- slide 1 of 2
Pregnancy and Birth
The sex of the expected child is, of course, of great importance to Turks. It is believed that if the mother eats sweet food, she will have a boy, but if she prefers spicy or sour dishes, she will give birth to a girl. There are several customs and even superstitions to be observed during pregnancy. The woman should avoid looking at such animals as monkeys and camels; she should not attend a funeral, much less look at a corpse and, a curiosity, she should not chew gum.
Good luck and a problem-free pregnancy is expected, if the expecting mother contemplates the moon, beautiful people, smells roses and eats apples, green plums and grapes.
Women often announce their pregnancy with their clothing or the lace ornaments of their scarf. The mother in law is supposed to give the future mother a gold bracelet.

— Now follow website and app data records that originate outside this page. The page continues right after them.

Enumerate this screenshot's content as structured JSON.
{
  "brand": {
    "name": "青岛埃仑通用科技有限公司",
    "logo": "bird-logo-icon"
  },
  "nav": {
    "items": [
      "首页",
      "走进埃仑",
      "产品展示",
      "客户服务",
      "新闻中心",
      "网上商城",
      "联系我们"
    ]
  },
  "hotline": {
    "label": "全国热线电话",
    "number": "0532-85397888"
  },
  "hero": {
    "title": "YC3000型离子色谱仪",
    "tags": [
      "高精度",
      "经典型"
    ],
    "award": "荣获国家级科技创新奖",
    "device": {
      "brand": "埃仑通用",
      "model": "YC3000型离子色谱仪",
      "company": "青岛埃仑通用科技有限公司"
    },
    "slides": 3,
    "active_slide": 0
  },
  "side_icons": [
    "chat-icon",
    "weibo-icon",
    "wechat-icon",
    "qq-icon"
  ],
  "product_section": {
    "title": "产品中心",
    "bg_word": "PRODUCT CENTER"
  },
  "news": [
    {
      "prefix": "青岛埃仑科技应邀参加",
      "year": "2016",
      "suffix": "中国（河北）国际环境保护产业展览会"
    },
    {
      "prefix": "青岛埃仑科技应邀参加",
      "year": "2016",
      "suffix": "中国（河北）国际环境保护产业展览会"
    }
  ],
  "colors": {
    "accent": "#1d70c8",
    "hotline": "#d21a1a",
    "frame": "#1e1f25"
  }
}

In cities, birth is given in a hospital, but in rural areas many women still have their babies at home with the assistance of a midwife. There are several rituals to be observed, for instance: unfastening the woman's hair, opening locked doors and windows and...feeding birds! There are many more, but the majority are just dictated by common sense.
Once the baby is born, special attention is paid to the umbilical cord and the placenta. The latter is considered a friend and a part of the newborn baby and is therefore treated with respect. The placenta isn't just thrown away; it's wrapped in a clean cloth and buried in a clean place. The umbilical cord is cut and either thrown into the courtyard of a mosque to make the baby a devout person or else deposited in a place which might favorably relate to the child's future.
Mother and child are given presents, gold bracelets for the mother and gold coins with either a blue or a pink bow attached for the baby. Many also plant a tree, an apple tree for a girl and a pine tree for a boy.
For 40 days after giving birth, neither mother nor child is allowed to leave the house. This 40 day period is a tradition which is taken very seriously. It is believed, that for 40 days, mother and child are vulnerable to mother or baby snatchers in the form of evil spirits and that illness or misfortune might befall them.
- slide 2 of 2
Death and Burial
Like birth, death is accompanied by many traditions and rituals, mostly based on religion. The person who has died has to be buried as soon as possible and during daylight. If the death occurs at night, internment has to take place early the next day.
The body is ceremoniously washed by professional washers. This is based on the Islamic belief that a person who has died and has not been properly cleaned will not be allowed to enter paradise. The corpse is then laid out with the big toes tied together, arms by the side, eyelids closed and facing Mecca. The body is wrapped in a clean white shroud and placed in a coffin. The coffin, which is covered by a green cloth, is carried to the mosque on the shoulders of family, friends and neighbors. The bearers rush from the back of the cortege to the front to be able to touch and carry the coffin as often as possible, which is a sign of respect. A path is cleared and nobody is allowed to stand or cross in front of the coffin. Once at the mosque, the coffin is placed on a table outside and the appropriate prayers are said. The body is buried in a grave wrapped in the shroud only, with the coffin discarded. It is placed on its right side, again facing Mecca.
Tombstones have a long tradition in Turkey. They are often pieces of art and bear witness to history as well as being inscribed with poetry and the life story of the deceased.